So I say, stay with Skate Canada's approach of the best result.
Ok how about this. The current scores are the sum 44 data points for each team (mostly), over 2 SD and 2 FDs with 10 SD elements, 10 SD PCs, 14 FD elements and 10 PCs. So, in fact the standard deviations will be already be normalized because we are taking means of means for which the variation has already been removed. It is incorrect to assume that the last performance is an indicator of future performance. If we did that then every time someone had a bad day for whatever reason we would peg them at the level of competence and use that as a predictor of their future potential. We don’t so how can the opposite be true? Figure skating is an art and sport and skaters are human. They don’t always do what you hope they might and sometimes they knock your socks off. We can agree to disagree about the math and there is nothing we can do about the criteria.
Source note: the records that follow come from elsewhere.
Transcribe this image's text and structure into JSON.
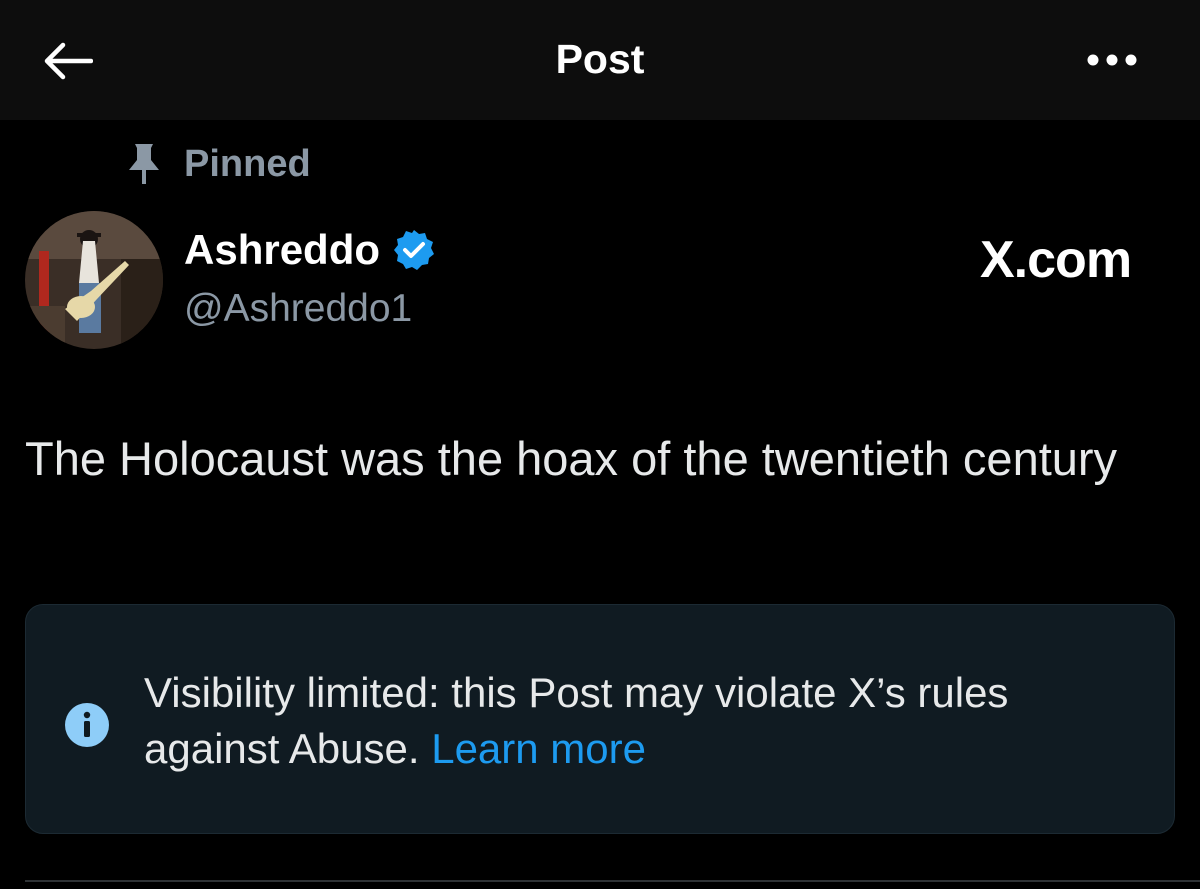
{
  "header": {
    "title": "Post",
    "back_icon": "arrow-left-icon",
    "more_icon": "more-horizontal-icon"
  },
  "pinned": {
    "label": "Pinned",
    "icon": "pin-icon"
  },
  "author": {
    "name": "Ashreddo",
    "handle": "@Ashreddo1",
    "verified": true,
    "verified_color": "#1d9bf0"
  },
  "watermark": "X.com",
  "post": {
    "text": "The Holocaust was the hoax of the twentieth century"
  },
  "notice": {
    "icon": "info-icon",
    "text": "Visibility limited: this Post may violate X’s rules against Abuse. ",
    "link_label": "Learn more",
    "link_color": "#1d9bf0"
  },
  "colors": {
    "background": "#000000",
    "header_bg": "#0d0d0d",
    "secondary_text": "#8b98a5",
    "notice_bg": "#101b22"
  }
}
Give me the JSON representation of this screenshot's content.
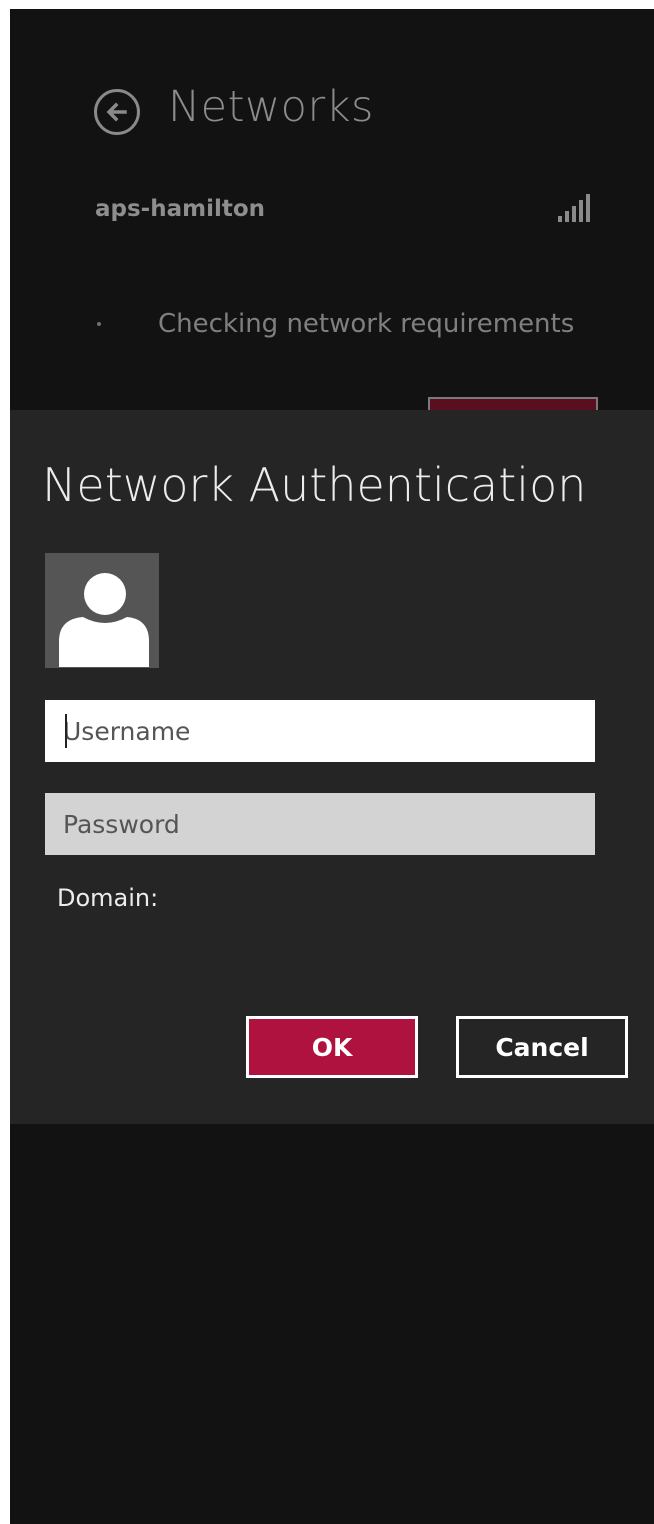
{
  "networks": {
    "title": "Networks",
    "back_icon": "back-arrow-icon",
    "network_name": "aps-hamilton",
    "signal_icon": "wifi-signal-icon",
    "status": "Checking network requirements"
  },
  "dialog": {
    "title": "Network Authentication",
    "avatar_icon": "user-avatar-icon",
    "username_placeholder": "Username",
    "password_placeholder": "Password",
    "domain_label": "Domain:",
    "ok_label": "OK",
    "cancel_label": "Cancel"
  },
  "colors": {
    "accent": "#b0123f",
    "background": "#121212",
    "dialog_background": "#252525"
  }
}
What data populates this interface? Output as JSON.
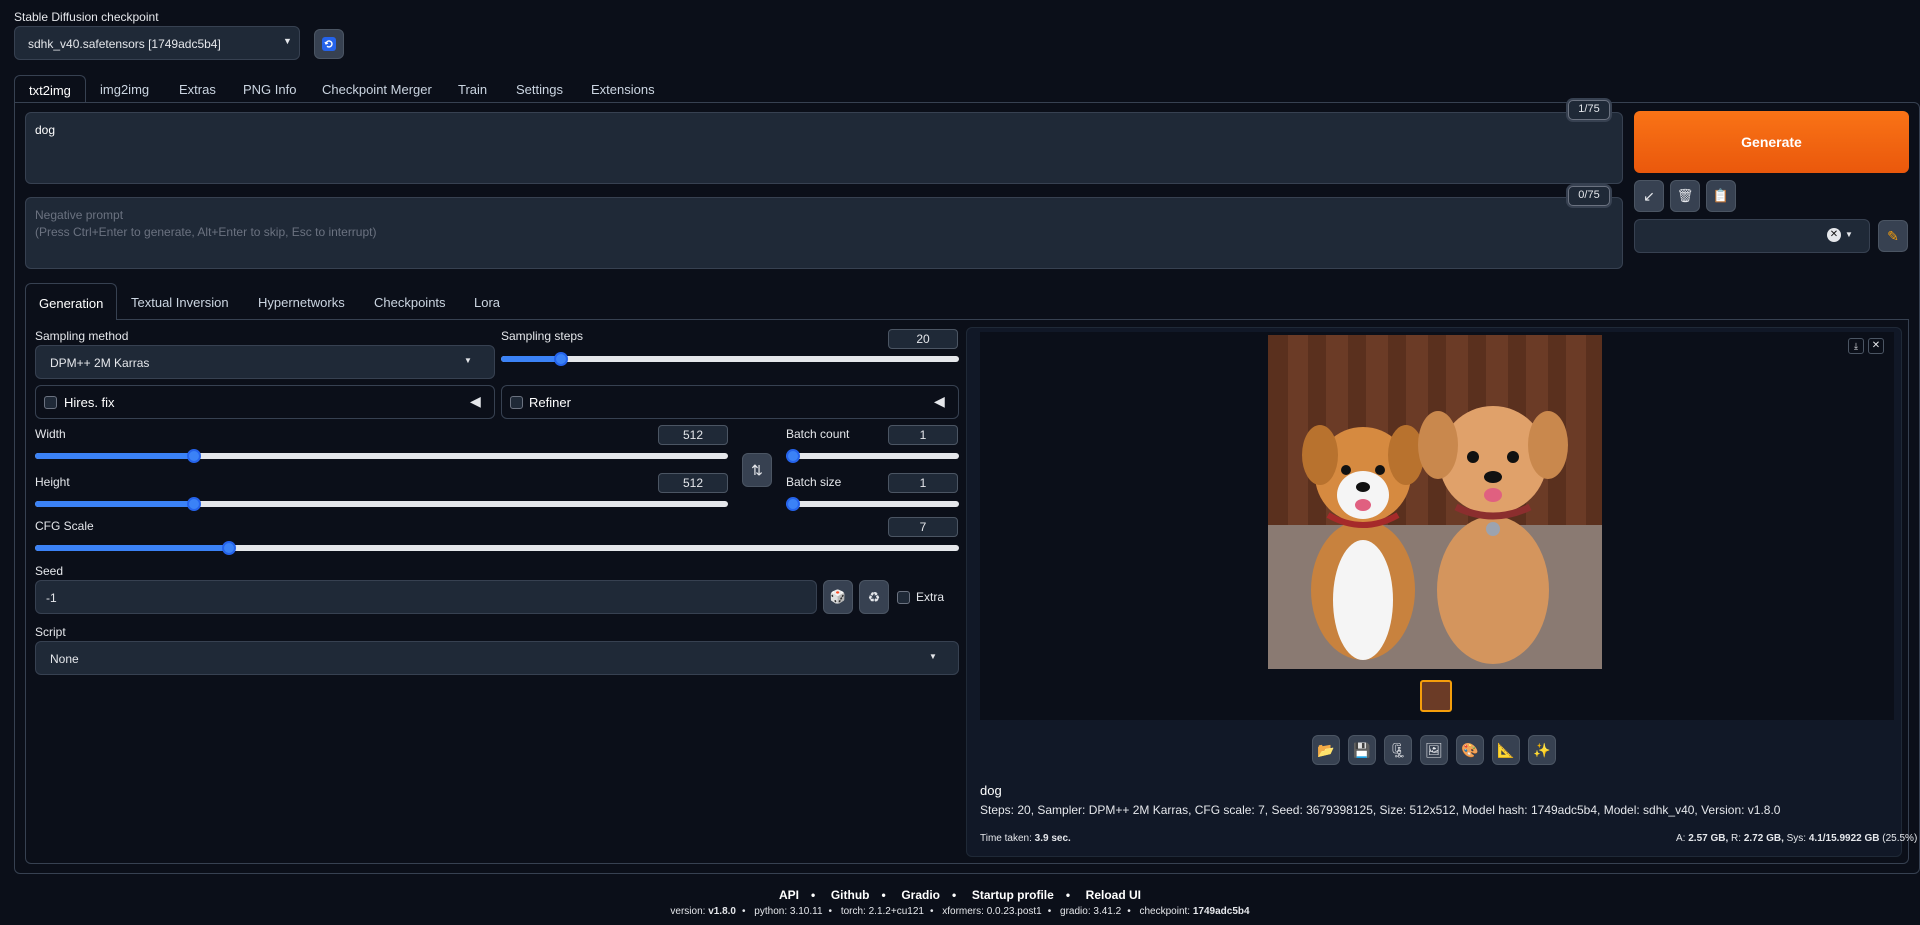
{
  "checkpoint": {
    "label": "Stable Diffusion checkpoint",
    "value": "sdhk_v40.safetensors [1749adc5b4]"
  },
  "main_tabs": [
    "txt2img",
    "img2img",
    "Extras",
    "PNG Info",
    "Checkpoint Merger",
    "Train",
    "Settings",
    "Extensions"
  ],
  "prompt": {
    "value": "dog",
    "counter": "1/75"
  },
  "negative_prompt": {
    "placeholder_line1": "Negative prompt",
    "placeholder_line2": "(Press Ctrl+Enter to generate, Alt+Enter to skip, Esc to interrupt)",
    "counter": "0/75"
  },
  "generate_label": "Generate",
  "sub_tabs": [
    "Generation",
    "Textual Inversion",
    "Hypernetworks",
    "Checkpoints",
    "Lora"
  ],
  "sampling": {
    "method_label": "Sampling method",
    "method_value": "DPM++ 2M Karras",
    "steps_label": "Sampling steps",
    "steps_value": "20",
    "steps_fraction": 0.13
  },
  "hires": {
    "label": "Hires. fix"
  },
  "refiner": {
    "label": "Refiner"
  },
  "width": {
    "label": "Width",
    "value": "512",
    "fraction": 0.23
  },
  "height": {
    "label": "Height",
    "value": "512",
    "fraction": 0.23
  },
  "batch_count": {
    "label": "Batch count",
    "value": "1"
  },
  "batch_size": {
    "label": "Batch size",
    "value": "1"
  },
  "cfg": {
    "label": "CFG Scale",
    "value": "7",
    "fraction": 0.21
  },
  "seed": {
    "label": "Seed",
    "value": "-1",
    "extra_label": "Extra"
  },
  "script": {
    "label": "Script",
    "value": "None"
  },
  "output": {
    "prompt": "dog",
    "params": "Steps: 20, Sampler: DPM++ 2M Karras, CFG scale: 7, Seed: 3679398125, Size: 512x512, Model hash: 1749adc5b4, Model: sdhk_v40, Version: v1.8.0",
    "time_label": "Time taken:",
    "time_value": "3.9 sec.",
    "vram_a_label": "A:",
    "vram_a": "2.57 GB,",
    "vram_r_label": "R:",
    "vram_r": "2.72 GB,",
    "vram_sys_label": "Sys:",
    "vram_sys": "4.1/15.9922 GB",
    "vram_pct": "(25.5%)"
  },
  "footer": {
    "links": [
      "API",
      "Github",
      "Gradio",
      "Startup profile",
      "Reload UI"
    ],
    "versions": [
      {
        "k": "version:",
        "v": "v1.8.0"
      },
      {
        "k": "python:",
        "v": "3.10.11"
      },
      {
        "k": "torch:",
        "v": "2.1.2+cu121"
      },
      {
        "k": "xformers:",
        "v": "0.0.23.post1"
      },
      {
        "k": "gradio:",
        "v": "3.41.2"
      },
      {
        "k": "checkpoint:",
        "v": "1749adc5b4"
      }
    ]
  },
  "colors": {
    "accent": "#3b82f6",
    "generate": "#ea580c",
    "background": "#0b0f19",
    "panel": "#1f2937"
  }
}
It certainly is interesting to debate it, though. Anything can happen.
I thought it was wonderful to see the ISU finally "get their act together" a bit and actually start posting performances through their own YouTube page. Welcome to the 21st Century
That said, it was a shame to see the stands essentially empty for most of the performances.
I'm not sure what to believe this early in the season. i think Poulin/Servant have the disadvantage of being in the first GP, and Orford/Williams have arguably the easiest event of the year. They should medal, or that would be a bit embarrassing. That's a gift from Skate Canada. i saw Bent/McKeen in Thornhill, and they have matured a bit and look much stronger this year. Remains to be seen how their event matches competitively. Sometimes it isn't always about the team themselves, but the event and with whom they are matched. i do think Canada has a rich field, and filling up and spreading around the assignments is a good idea, with preference to those teams who will age to Senior after this season, when most things are equal. Time will tell how some of the Novice teams that moved up will do internationally. I certainly don't buy the high scores at BC Summerskate. While i have to allow for improvement, some of the scores seemed a little bumped. Looking at the scores across the Summer competitions, for example, at Senior, Van As/Shindle have the 3rd highest SD score and 2nd highest FD score, and 2nd highest combined score only because of BC. In competition with other teams at the same time, they did not score nearly as high. Did this happen at Junior too? Perhaps to ensure teams reach the JGP threshold? I think time will tell how these teams do. Skate Canada does not always back the right teams. I just hope they give as many of the teams as possible a chance. Especially when it's a little early to tell which ones will rise this year.